[Data to examine — start]

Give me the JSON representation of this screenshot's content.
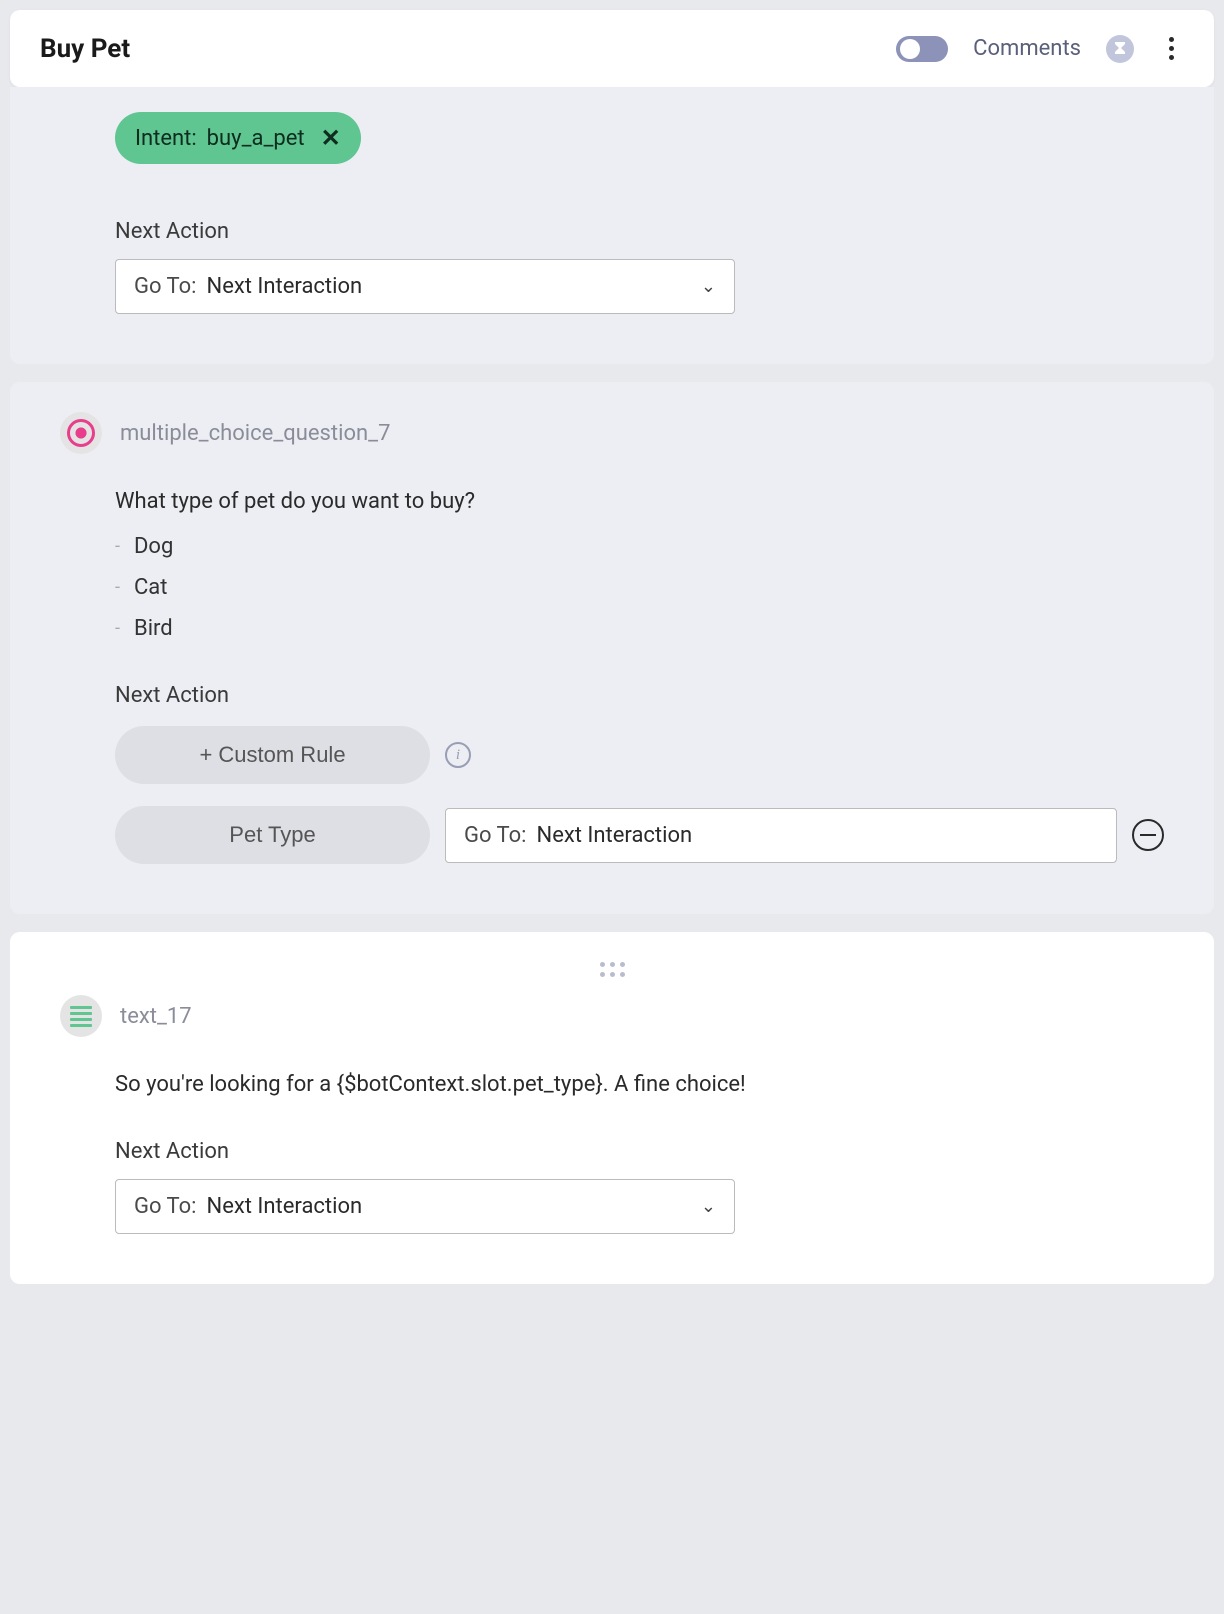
{
  "header": {
    "title": "Buy Pet",
    "comments_label": "Comments"
  },
  "card1": {
    "intent_prefix": "Intent:",
    "intent_value": "buy_a_pet",
    "next_action_label": "Next Action",
    "goto_prefix": "Go To:",
    "goto_value": "Next Interaction"
  },
  "card2": {
    "node_name": "multiple_choice_question_7",
    "question": "What type of pet do you want to buy?",
    "options": [
      "Dog",
      "Cat",
      "Bird"
    ],
    "next_action_label": "Next Action",
    "custom_rule_button": "+ Custom Rule",
    "rule_pill": "Pet Type",
    "goto_prefix": "Go To:",
    "goto_value": "Next Interaction"
  },
  "card3": {
    "node_name": "text_17",
    "body": "So you're looking for a {$botContext.slot.pet_type}. A fine choice!",
    "next_action_label": "Next Action",
    "goto_prefix": "Go To:",
    "goto_value": "Next Interaction"
  }
}
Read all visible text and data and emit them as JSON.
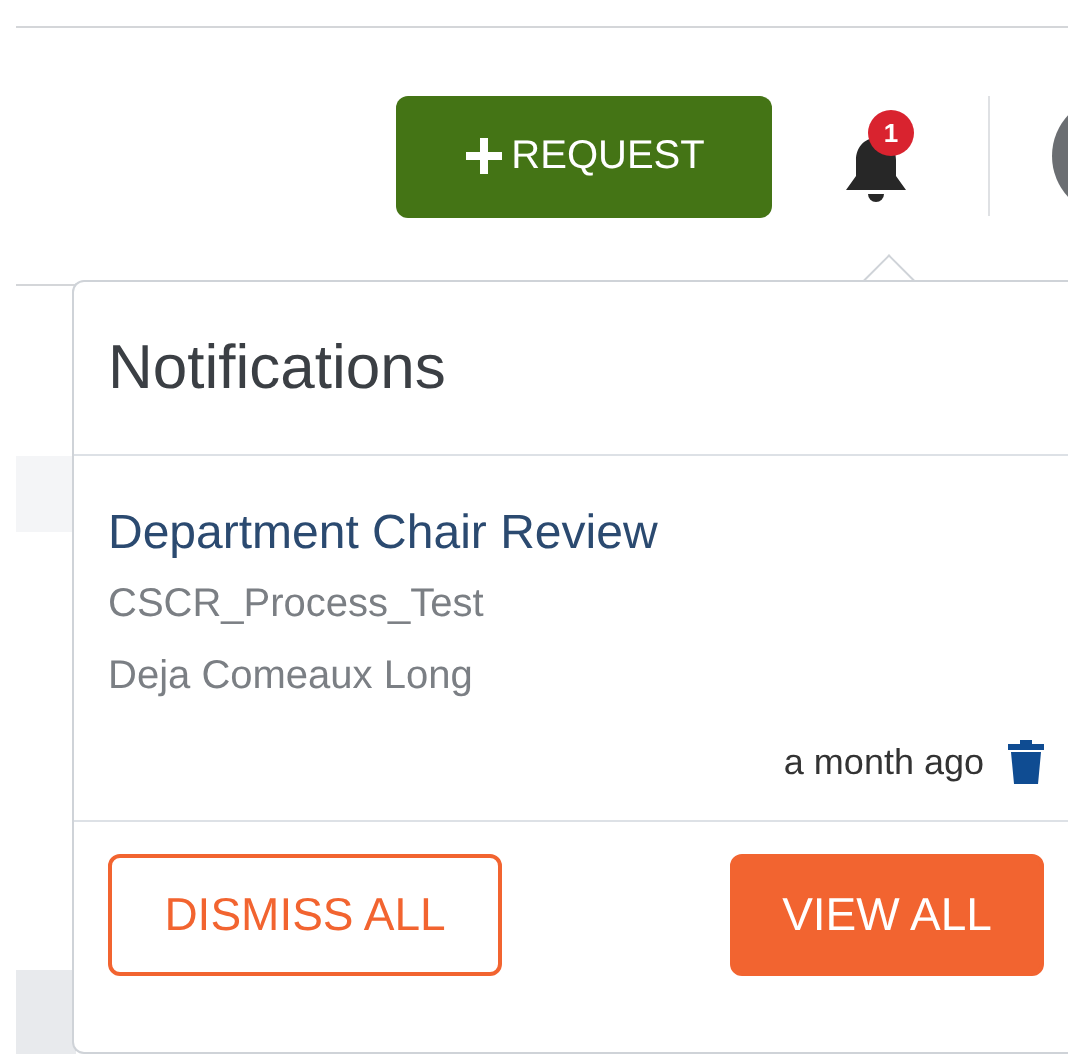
{
  "header": {
    "request_button": {
      "label": "REQUEST"
    },
    "notification_badge": "1"
  },
  "notifications_popup": {
    "title": "Notifications",
    "items": [
      {
        "title": "Department Chair Review",
        "process": "CSCR_Process_Test",
        "person": "Deja Comeaux Long",
        "time": "a month ago"
      }
    ],
    "buttons": [
      {
        "kind": "outline",
        "label": "DISMISS ALL"
      },
      {
        "kind": "filled",
        "label": "VIEW ALL"
      }
    ]
  }
}
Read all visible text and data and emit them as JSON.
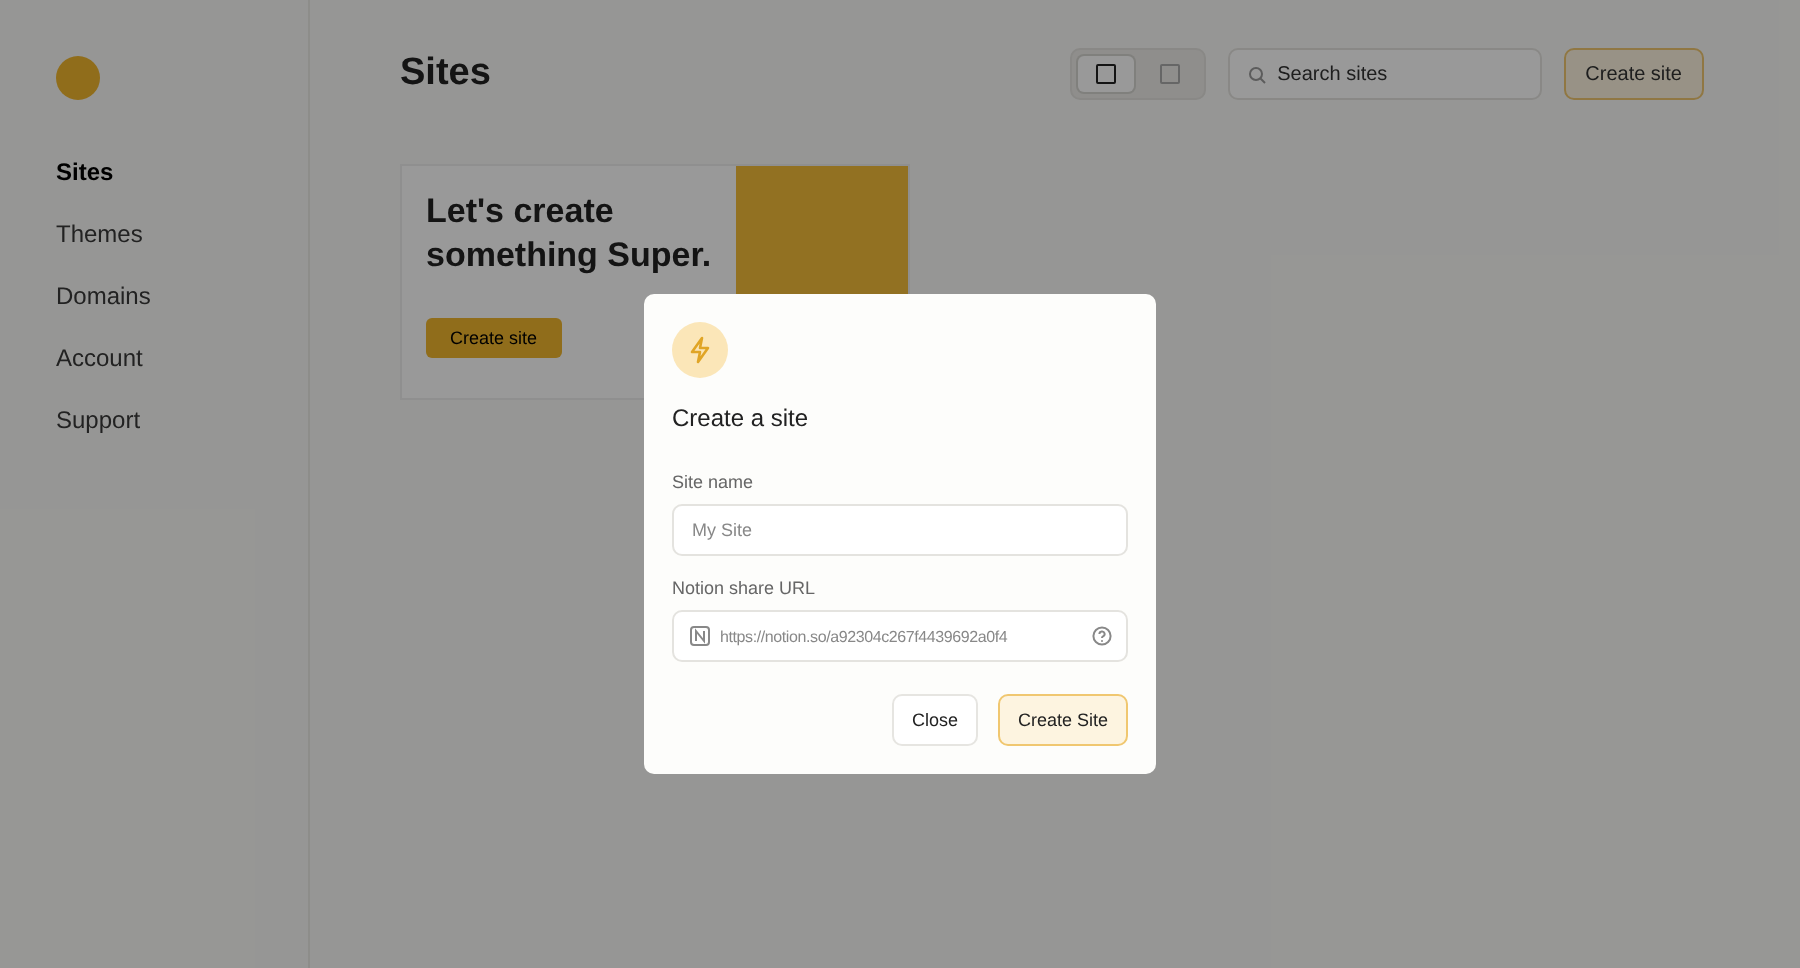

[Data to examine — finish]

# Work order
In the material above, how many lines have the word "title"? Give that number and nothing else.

# Exercise solution
3